My concerns about the statistical representativeness of the Tomorrow's Europe poll remain, despite Professor Fishkin's response - though I accept that my complete lack of knowledge of statistical theory may well be the reason why the sample, to me, doesn't seem quite right (be it for a possible under-representation of eurosceptics or the definite over-representation of people with higher educational qualifications or from smaller EU member states).
Fishkin laid out three criteria for success: was it representative, was it deliberative, and will decision-makers listen? But these criteria leave off the single most important - will the people accept the method? Because the end result of deliberative polling must be to get the people to acknowledge that such polls genuinely do reflect what the situation would be if the people themselves were better informed and more politically engaged. Otherwise the responses will always be similar to those I highlighted from Margot Wallstrom's blog.

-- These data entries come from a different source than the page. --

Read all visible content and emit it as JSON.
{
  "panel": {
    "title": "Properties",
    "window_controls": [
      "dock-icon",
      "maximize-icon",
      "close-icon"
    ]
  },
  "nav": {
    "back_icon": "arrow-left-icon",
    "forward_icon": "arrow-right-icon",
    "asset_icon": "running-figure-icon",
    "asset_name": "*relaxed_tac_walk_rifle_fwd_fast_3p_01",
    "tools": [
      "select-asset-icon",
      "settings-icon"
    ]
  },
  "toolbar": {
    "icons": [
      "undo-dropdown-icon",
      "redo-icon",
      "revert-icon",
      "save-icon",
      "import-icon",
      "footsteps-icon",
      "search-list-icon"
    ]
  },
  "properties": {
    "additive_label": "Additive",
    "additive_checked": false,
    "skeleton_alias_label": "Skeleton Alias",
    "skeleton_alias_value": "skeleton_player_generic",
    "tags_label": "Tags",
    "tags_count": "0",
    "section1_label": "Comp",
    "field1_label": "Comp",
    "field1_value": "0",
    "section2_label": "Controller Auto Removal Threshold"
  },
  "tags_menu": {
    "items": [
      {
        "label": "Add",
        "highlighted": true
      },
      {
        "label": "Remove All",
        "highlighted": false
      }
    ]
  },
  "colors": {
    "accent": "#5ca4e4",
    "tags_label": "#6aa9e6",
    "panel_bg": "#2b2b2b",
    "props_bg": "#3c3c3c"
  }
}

So, be it statistically representative or not, the key problem remains - with my apparent confusion merely highlighting the issue. Tomorrow's Europe was designed as an exercise in encouraging participation and engagement. To get people involved, simplicity and transparency is key - both of process and of results. If - after nearly seven weeks spent covering the poll in-depth and questioning key organisers - I still don't quite understand how it all works or whether it should be listened to, what chance have the public as a whole?